---- Records for this exercise
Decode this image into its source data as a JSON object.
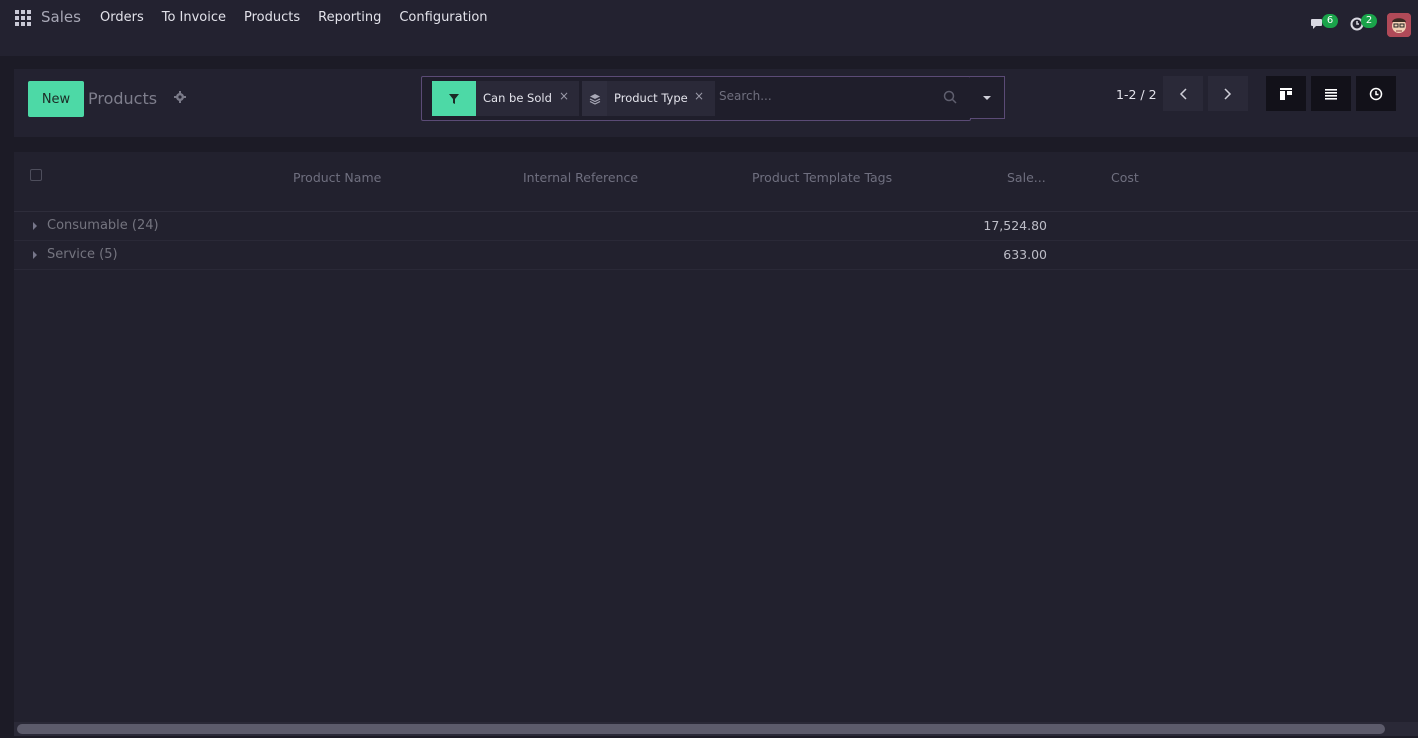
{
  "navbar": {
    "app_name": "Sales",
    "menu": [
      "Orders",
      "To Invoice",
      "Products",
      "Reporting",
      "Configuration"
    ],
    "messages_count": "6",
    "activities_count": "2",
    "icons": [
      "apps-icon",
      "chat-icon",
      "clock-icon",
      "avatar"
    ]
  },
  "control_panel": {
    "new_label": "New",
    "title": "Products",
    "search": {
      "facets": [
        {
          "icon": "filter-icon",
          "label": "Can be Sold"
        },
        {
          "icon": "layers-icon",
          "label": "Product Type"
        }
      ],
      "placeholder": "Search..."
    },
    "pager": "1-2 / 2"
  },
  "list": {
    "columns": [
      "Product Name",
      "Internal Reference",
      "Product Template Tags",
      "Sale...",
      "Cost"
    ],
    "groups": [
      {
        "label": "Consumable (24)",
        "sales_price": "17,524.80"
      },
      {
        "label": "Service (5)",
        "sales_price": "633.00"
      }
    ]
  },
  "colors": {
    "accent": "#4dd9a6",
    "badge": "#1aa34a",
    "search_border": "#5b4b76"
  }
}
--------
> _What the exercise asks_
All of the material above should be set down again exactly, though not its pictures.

> _Exercise result_
Decode this image into its source data as a JSON object.
{
  "navbar": {
    "app_name": "Sales",
    "menu": [
      "Orders",
      "To Invoice",
      "Products",
      "Reporting",
      "Configuration"
    ],
    "messages_count": "6",
    "activities_count": "2",
    "icons": [
      "apps-icon",
      "chat-icon",
      "clock-icon",
      "avatar"
    ]
  },
  "control_panel": {
    "new_label": "New",
    "title": "Products",
    "search": {
      "facets": [
        {
          "icon": "filter-icon",
          "label": "Can be Sold"
        },
        {
          "icon": "layers-icon",
          "label": "Product Type"
        }
      ],
      "placeholder": "Search..."
    },
    "pager": "1-2 / 2"
  },
  "list": {
    "columns": [
      "Product Name",
      "Internal Reference",
      "Product Template Tags",
      "Sale...",
      "Cost"
    ],
    "groups": [
      {
        "label": "Consumable (24)",
        "sales_price": "17,524.80"
      },
      {
        "label": "Service (5)",
        "sales_price": "633.00"
      }
    ]
  },
  "colors": {
    "accent": "#4dd9a6",
    "badge": "#1aa34a",
    "search_border": "#5b4b76"
  }
}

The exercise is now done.